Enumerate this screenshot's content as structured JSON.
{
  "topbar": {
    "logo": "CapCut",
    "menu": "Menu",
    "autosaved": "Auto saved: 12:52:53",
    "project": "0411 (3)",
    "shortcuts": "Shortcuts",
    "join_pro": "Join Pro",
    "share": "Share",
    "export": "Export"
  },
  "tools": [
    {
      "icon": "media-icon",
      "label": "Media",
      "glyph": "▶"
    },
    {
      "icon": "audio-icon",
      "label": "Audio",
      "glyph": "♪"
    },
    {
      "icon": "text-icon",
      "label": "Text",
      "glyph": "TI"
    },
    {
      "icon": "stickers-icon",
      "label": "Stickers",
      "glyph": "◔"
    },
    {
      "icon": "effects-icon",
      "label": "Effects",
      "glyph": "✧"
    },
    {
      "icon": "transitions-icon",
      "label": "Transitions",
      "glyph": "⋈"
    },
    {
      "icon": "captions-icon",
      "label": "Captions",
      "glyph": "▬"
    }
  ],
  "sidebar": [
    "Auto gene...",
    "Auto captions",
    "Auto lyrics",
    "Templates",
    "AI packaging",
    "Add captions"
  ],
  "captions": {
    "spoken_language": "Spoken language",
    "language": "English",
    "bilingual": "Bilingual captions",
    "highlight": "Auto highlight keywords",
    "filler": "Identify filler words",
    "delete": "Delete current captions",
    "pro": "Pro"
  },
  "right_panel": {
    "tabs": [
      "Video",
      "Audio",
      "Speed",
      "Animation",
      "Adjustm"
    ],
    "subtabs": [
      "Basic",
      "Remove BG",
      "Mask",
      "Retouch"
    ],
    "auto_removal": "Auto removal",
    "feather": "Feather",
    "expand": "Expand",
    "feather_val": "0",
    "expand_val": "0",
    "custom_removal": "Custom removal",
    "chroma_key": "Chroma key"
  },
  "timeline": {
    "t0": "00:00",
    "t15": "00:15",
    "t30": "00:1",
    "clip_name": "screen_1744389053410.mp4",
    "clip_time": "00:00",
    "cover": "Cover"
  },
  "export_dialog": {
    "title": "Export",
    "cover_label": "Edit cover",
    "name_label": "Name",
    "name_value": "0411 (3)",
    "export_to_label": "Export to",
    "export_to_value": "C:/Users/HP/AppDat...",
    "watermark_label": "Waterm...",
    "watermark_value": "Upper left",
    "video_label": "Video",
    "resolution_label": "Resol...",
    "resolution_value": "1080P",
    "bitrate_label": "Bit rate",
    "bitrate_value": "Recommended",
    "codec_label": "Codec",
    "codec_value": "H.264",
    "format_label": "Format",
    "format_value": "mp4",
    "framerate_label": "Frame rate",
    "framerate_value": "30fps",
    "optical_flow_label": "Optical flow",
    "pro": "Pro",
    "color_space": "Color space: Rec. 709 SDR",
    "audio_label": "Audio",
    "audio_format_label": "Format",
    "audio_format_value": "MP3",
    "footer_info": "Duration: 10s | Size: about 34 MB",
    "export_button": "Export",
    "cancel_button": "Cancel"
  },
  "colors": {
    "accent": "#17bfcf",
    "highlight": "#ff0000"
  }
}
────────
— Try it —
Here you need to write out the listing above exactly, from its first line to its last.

— Solved exercise —
Enumerate this screenshot's content as structured JSON.
{
  "topbar": {
    "logo": "CapCut",
    "menu": "Menu",
    "autosaved": "Auto saved: 12:52:53",
    "project": "0411 (3)",
    "shortcuts": "Shortcuts",
    "join_pro": "Join Pro",
    "share": "Share",
    "export": "Export"
  },
  "tools": [
    {
      "icon": "media-icon",
      "label": "Media",
      "glyph": "▶"
    },
    {
      "icon": "audio-icon",
      "label": "Audio",
      "glyph": "♪"
    },
    {
      "icon": "text-icon",
      "label": "Text",
      "glyph": "TI"
    },
    {
      "icon": "stickers-icon",
      "label": "Stickers",
      "glyph": "◔"
    },
    {
      "icon": "effects-icon",
      "label": "Effects",
      "glyph": "✧"
    },
    {
      "icon": "transitions-icon",
      "label": "Transitions",
      "glyph": "⋈"
    },
    {
      "icon": "captions-icon",
      "label": "Captions",
      "glyph": "▬"
    }
  ],
  "sidebar": [
    "Auto gene...",
    "Auto captions",
    "Auto lyrics",
    "Templates",
    "AI packaging",
    "Add captions"
  ],
  "captions": {
    "spoken_language": "Spoken language",
    "language": "English",
    "bilingual": "Bilingual captions",
    "highlight": "Auto highlight keywords",
    "filler": "Identify filler words",
    "delete": "Delete current captions",
    "pro": "Pro"
  },
  "right_panel": {
    "tabs": [
      "Video",
      "Audio",
      "Speed",
      "Animation",
      "Adjustm"
    ],
    "subtabs": [
      "Basic",
      "Remove BG",
      "Mask",
      "Retouch"
    ],
    "auto_removal": "Auto removal",
    "feather": "Feather",
    "expand": "Expand",
    "feather_val": "0",
    "expand_val": "0",
    "custom_removal": "Custom removal",
    "chroma_key": "Chroma key"
  },
  "timeline": {
    "t0": "00:00",
    "t15": "00:15",
    "t30": "00:1",
    "clip_name": "screen_1744389053410.mp4",
    "clip_time": "00:00",
    "cover": "Cover"
  },
  "export_dialog": {
    "title": "Export",
    "cover_label": "Edit cover",
    "name_label": "Name",
    "name_value": "0411 (3)",
    "export_to_label": "Export to",
    "export_to_value": "C:/Users/HP/AppDat...",
    "watermark_label": "Waterm...",
    "watermark_value": "Upper left",
    "video_label": "Video",
    "resolution_label": "Resol...",
    "resolution_value": "1080P",
    "bitrate_label": "Bit rate",
    "bitrate_value": "Recommended",
    "codec_label": "Codec",
    "codec_value": "H.264",
    "format_label": "Format",
    "format_value": "mp4",
    "framerate_label": "Frame rate",
    "framerate_value": "30fps",
    "optical_flow_label": "Optical flow",
    "pro": "Pro",
    "color_space": "Color space: Rec. 709 SDR",
    "audio_label": "Audio",
    "audio_format_label": "Format",
    "audio_format_value": "MP3",
    "footer_info": "Duration: 10s | Size: about 34 MB",
    "export_button": "Export",
    "cancel_button": "Cancel"
  },
  "colors": {
    "accent": "#17bfcf",
    "highlight": "#ff0000"
  }
}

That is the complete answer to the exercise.